Segment Start: Records for this task

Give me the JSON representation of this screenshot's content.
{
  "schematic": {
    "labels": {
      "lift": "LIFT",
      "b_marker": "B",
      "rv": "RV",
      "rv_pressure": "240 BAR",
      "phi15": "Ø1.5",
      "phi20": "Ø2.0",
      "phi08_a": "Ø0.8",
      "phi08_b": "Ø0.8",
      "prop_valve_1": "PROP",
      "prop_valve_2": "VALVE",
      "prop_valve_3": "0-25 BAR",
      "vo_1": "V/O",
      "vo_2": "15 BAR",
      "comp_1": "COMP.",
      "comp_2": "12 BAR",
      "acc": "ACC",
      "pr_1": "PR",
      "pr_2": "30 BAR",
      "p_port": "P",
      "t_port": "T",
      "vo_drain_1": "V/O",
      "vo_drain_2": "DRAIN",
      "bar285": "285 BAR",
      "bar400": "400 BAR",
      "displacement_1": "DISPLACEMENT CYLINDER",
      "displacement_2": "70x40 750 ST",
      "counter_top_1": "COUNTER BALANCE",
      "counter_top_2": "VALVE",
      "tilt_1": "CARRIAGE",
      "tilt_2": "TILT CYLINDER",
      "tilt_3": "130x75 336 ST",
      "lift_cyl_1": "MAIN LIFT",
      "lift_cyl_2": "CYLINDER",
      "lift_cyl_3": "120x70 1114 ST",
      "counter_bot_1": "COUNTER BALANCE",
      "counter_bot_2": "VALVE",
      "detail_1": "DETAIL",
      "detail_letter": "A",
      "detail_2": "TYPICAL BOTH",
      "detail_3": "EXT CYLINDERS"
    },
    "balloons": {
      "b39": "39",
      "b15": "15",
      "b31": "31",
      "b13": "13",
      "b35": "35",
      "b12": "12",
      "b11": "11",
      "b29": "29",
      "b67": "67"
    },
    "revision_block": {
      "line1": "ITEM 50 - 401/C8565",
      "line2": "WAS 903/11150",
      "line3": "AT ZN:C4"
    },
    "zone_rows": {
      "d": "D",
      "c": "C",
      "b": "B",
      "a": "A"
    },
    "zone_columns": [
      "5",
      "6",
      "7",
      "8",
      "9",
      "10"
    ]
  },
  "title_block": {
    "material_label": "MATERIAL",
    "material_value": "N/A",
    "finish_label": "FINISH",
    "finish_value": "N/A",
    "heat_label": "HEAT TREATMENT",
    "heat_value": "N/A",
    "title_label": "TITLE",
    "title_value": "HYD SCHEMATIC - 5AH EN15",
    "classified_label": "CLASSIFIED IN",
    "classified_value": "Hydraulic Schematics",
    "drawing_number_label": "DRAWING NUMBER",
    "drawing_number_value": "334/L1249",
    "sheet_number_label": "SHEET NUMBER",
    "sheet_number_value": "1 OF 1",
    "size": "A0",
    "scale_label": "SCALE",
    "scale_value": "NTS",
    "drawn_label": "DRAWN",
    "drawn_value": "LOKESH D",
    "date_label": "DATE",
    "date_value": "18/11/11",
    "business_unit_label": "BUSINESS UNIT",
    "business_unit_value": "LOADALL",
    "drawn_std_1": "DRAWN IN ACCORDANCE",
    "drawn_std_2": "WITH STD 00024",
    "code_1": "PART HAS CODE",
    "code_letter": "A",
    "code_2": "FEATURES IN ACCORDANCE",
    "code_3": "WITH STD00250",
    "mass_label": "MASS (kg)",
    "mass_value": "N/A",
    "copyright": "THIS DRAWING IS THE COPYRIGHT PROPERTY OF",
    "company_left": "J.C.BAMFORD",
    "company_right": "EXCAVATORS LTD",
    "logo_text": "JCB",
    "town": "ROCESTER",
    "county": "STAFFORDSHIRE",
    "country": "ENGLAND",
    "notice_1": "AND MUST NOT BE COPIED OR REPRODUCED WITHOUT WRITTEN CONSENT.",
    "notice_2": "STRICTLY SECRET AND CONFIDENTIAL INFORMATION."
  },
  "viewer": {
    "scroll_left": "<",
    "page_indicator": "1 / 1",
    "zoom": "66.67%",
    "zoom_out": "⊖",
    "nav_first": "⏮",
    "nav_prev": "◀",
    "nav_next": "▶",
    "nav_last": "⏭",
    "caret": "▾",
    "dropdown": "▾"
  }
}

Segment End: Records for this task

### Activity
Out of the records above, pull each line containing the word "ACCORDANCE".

### Response
    "drawn_std_1": "DRAWN IN ACCORDANCE",
    "code_2": "FEATURES IN ACCORDANCE",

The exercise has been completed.